Material for this task =
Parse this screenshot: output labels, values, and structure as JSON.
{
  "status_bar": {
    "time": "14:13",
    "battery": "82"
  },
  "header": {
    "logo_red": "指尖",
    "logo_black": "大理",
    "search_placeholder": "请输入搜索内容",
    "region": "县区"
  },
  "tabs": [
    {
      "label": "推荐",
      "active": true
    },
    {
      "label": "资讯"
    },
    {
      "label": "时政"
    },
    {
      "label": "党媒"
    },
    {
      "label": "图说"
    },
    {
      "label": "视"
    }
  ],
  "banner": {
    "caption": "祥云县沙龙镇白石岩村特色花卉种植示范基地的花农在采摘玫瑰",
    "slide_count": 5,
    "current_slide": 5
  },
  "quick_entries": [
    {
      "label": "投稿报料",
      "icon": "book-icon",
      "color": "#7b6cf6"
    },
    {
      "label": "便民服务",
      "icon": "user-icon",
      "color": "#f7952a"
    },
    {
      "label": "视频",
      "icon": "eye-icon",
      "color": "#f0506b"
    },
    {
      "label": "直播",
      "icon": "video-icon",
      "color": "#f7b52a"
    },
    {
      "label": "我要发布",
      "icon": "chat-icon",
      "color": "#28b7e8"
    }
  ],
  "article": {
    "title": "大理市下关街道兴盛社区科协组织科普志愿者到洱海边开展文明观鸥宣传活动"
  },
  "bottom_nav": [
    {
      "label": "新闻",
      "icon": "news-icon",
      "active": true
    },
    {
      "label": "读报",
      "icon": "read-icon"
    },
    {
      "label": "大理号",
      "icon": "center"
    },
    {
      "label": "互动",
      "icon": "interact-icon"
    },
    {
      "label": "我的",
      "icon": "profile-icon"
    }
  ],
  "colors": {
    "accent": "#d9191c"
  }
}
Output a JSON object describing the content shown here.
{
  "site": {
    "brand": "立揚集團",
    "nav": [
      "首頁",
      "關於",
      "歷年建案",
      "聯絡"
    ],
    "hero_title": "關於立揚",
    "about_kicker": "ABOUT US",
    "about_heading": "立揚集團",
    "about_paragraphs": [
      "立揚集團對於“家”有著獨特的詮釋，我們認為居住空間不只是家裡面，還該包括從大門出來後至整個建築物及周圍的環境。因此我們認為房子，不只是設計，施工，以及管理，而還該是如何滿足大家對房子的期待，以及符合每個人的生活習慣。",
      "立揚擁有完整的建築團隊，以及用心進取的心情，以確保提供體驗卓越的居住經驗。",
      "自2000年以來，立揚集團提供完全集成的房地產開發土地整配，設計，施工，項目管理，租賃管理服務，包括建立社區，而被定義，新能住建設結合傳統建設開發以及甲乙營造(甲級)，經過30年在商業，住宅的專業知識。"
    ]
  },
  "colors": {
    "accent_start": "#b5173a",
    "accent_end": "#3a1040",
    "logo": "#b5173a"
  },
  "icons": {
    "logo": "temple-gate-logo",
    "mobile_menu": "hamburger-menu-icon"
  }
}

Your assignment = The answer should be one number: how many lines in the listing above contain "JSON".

Output for this task = 2